> **Directions**
Beneath this task are records; count how many lines include the string "Yellow" and answer with that number alone.
Exercise input section start
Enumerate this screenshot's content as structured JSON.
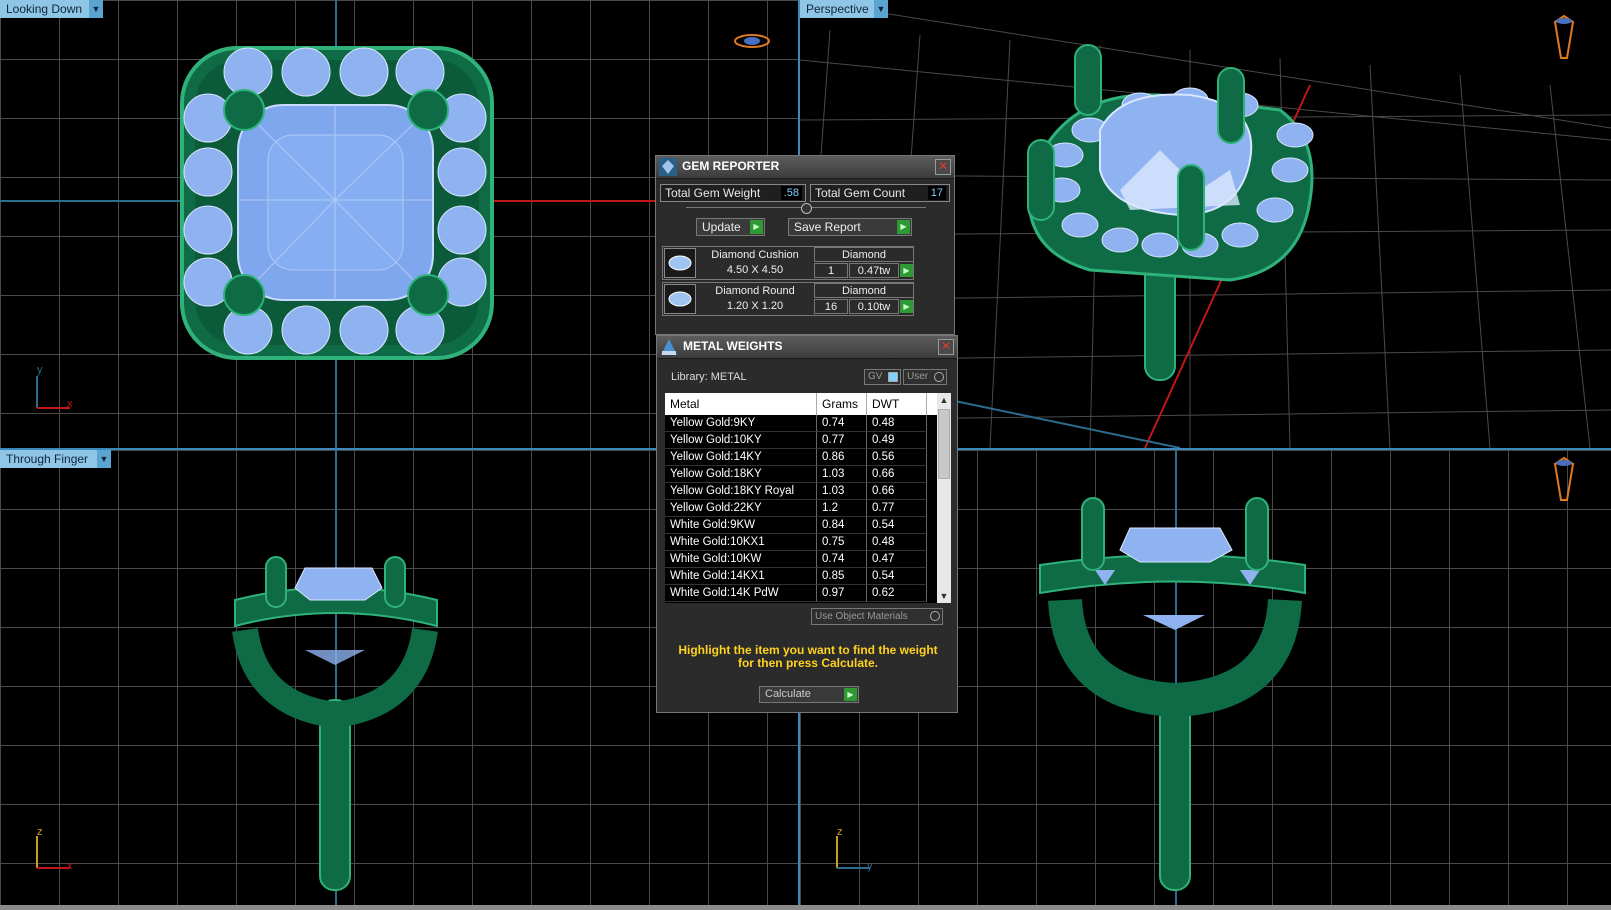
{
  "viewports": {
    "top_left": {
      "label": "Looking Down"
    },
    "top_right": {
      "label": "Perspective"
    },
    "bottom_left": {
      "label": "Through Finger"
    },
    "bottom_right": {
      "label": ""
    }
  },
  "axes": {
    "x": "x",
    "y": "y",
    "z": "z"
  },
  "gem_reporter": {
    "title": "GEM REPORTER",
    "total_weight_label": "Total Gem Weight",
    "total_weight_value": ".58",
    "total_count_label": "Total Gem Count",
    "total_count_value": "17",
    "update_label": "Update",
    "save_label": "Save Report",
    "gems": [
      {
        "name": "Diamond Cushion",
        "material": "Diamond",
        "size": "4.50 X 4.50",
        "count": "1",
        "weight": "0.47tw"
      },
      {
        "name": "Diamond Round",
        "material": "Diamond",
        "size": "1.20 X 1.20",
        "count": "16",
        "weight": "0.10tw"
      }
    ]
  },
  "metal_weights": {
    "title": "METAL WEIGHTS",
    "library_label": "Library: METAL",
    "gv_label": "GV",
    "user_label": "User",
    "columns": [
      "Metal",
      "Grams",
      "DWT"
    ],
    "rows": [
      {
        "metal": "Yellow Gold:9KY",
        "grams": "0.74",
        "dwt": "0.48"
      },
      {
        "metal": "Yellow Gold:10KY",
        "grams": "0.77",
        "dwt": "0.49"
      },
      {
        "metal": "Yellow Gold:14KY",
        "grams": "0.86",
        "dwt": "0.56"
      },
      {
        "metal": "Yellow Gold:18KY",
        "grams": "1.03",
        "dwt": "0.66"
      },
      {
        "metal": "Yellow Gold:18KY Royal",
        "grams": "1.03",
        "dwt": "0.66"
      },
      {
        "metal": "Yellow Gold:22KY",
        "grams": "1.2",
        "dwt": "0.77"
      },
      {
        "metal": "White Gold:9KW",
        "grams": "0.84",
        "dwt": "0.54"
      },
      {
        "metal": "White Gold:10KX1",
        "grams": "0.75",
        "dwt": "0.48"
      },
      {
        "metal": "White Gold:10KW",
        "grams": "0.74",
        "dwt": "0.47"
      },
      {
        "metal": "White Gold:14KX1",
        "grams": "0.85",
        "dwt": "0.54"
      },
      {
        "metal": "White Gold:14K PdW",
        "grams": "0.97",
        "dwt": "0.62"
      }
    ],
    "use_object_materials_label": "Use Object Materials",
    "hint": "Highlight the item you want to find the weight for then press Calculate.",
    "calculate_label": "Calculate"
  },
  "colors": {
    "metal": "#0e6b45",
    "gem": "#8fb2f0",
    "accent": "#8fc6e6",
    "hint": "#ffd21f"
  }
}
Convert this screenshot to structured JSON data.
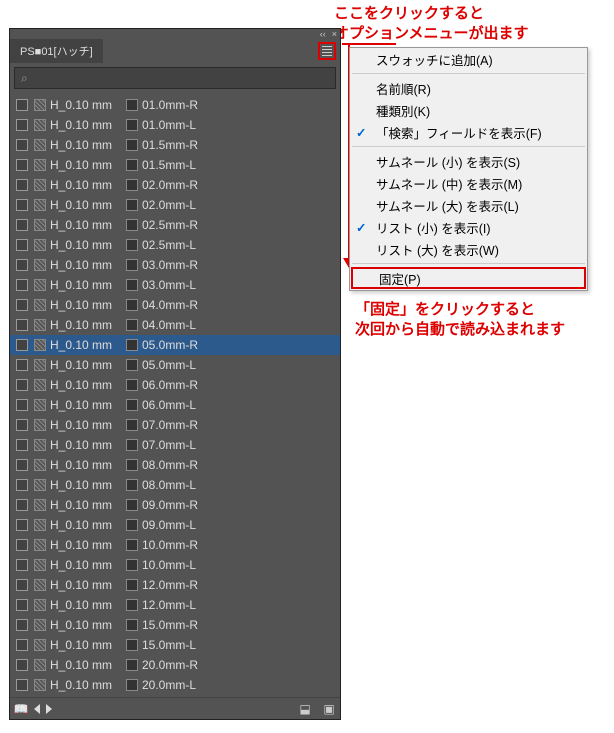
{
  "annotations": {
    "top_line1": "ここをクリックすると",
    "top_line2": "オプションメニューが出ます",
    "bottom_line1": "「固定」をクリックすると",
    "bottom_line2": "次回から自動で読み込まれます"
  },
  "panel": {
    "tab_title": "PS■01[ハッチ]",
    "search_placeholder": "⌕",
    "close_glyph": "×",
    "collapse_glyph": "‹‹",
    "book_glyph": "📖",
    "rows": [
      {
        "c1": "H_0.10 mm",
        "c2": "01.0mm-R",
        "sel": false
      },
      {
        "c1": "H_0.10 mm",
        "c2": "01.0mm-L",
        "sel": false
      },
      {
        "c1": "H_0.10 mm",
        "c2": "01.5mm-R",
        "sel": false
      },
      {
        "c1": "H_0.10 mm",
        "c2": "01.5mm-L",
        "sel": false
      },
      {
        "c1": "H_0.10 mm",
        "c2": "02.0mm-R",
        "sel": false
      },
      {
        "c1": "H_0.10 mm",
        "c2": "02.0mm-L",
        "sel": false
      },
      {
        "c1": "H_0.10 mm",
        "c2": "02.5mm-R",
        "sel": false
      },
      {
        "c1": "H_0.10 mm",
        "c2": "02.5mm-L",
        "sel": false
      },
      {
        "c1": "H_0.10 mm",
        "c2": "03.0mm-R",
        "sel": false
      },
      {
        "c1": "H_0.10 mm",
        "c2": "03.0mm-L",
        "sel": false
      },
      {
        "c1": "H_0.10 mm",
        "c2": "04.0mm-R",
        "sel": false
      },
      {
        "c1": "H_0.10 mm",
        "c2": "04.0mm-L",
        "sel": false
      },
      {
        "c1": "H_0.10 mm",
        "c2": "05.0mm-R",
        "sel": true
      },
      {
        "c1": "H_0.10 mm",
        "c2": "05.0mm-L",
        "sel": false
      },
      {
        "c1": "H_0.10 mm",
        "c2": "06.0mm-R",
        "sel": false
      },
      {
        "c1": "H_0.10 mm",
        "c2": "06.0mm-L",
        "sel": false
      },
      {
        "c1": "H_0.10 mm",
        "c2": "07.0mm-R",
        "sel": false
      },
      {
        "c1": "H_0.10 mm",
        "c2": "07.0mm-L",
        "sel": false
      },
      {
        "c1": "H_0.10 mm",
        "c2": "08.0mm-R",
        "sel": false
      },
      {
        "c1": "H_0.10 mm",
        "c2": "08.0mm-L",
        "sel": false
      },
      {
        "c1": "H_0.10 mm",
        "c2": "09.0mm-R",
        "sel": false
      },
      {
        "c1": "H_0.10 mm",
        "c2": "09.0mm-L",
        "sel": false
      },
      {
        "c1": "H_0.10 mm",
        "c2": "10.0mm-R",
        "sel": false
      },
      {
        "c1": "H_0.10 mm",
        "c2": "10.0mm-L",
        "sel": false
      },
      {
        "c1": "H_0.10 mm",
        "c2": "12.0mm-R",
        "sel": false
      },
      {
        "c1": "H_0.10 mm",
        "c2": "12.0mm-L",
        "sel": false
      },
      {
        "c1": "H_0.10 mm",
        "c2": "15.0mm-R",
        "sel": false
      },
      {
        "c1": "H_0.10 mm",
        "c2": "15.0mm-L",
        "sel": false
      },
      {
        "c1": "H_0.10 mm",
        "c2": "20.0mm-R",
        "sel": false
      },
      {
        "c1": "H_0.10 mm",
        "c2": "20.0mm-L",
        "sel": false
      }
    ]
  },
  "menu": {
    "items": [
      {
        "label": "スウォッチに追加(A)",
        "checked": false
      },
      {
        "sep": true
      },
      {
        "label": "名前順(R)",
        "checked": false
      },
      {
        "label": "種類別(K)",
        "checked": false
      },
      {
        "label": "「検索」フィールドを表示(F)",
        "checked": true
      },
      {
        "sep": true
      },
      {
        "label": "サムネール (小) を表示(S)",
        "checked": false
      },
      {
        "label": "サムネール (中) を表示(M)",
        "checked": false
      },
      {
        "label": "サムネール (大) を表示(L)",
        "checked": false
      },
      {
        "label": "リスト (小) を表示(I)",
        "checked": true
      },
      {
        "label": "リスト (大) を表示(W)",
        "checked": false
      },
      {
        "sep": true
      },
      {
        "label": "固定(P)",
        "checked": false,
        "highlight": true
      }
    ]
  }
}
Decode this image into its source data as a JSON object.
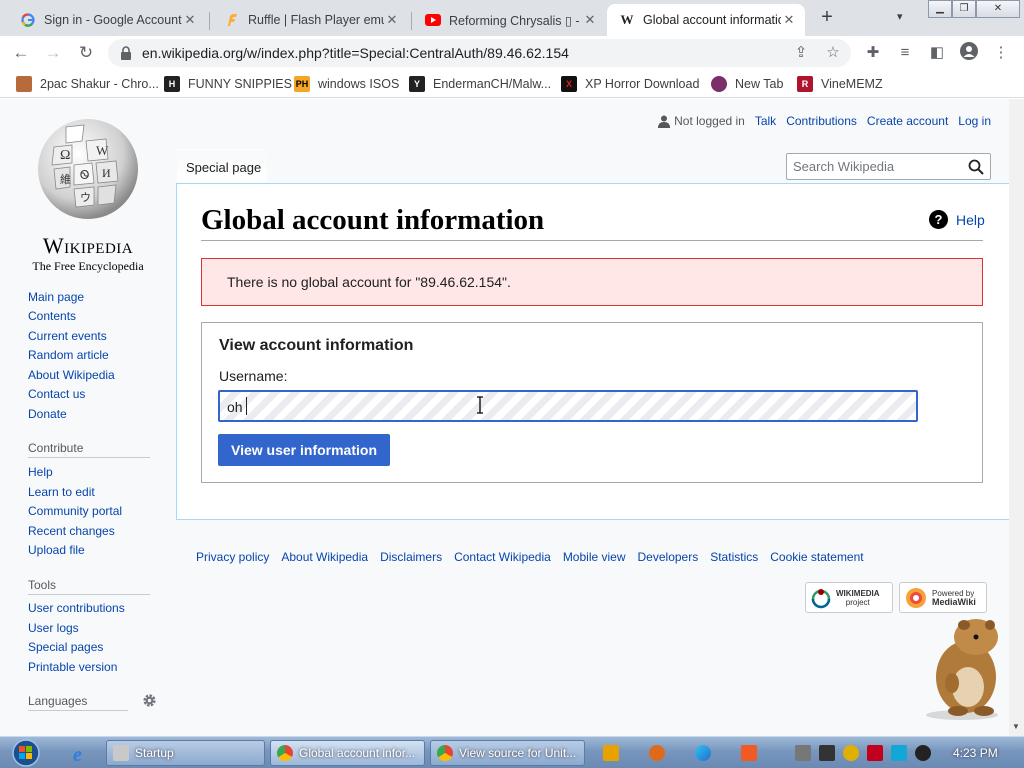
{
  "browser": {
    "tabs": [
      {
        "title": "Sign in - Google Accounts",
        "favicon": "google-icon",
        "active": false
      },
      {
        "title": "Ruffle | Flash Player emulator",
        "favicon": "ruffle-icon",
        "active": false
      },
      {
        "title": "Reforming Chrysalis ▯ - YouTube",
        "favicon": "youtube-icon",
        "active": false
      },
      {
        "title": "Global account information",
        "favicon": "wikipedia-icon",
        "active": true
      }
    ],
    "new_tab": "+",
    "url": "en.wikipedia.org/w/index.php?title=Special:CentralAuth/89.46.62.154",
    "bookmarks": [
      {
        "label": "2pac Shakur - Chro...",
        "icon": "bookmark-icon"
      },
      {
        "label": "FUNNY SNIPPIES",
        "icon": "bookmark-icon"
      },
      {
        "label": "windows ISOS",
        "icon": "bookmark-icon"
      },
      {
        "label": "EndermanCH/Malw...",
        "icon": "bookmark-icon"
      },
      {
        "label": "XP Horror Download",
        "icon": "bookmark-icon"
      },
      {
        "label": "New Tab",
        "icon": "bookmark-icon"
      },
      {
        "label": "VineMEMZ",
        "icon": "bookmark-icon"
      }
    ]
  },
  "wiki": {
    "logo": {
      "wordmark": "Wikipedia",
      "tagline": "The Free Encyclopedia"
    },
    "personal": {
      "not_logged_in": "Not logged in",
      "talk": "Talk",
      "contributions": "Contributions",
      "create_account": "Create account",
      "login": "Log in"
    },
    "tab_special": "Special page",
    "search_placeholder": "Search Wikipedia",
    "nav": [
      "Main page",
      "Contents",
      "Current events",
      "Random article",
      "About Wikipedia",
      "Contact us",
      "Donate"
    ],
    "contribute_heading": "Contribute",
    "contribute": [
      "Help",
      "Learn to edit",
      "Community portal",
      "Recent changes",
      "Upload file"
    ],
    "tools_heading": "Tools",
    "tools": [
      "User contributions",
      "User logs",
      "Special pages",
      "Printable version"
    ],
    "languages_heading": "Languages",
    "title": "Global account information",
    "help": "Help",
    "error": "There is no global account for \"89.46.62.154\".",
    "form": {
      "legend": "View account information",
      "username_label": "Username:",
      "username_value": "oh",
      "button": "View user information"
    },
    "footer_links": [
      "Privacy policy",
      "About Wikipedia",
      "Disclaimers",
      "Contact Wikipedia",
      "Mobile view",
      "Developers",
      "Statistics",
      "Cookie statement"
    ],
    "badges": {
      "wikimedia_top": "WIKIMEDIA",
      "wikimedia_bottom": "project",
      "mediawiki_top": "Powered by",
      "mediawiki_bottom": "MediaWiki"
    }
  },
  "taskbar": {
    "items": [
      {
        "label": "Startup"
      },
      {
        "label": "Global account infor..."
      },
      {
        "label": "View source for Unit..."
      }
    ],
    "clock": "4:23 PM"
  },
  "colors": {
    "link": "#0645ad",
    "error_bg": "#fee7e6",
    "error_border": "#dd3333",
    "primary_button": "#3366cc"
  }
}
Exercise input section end
> **Response to this task**
6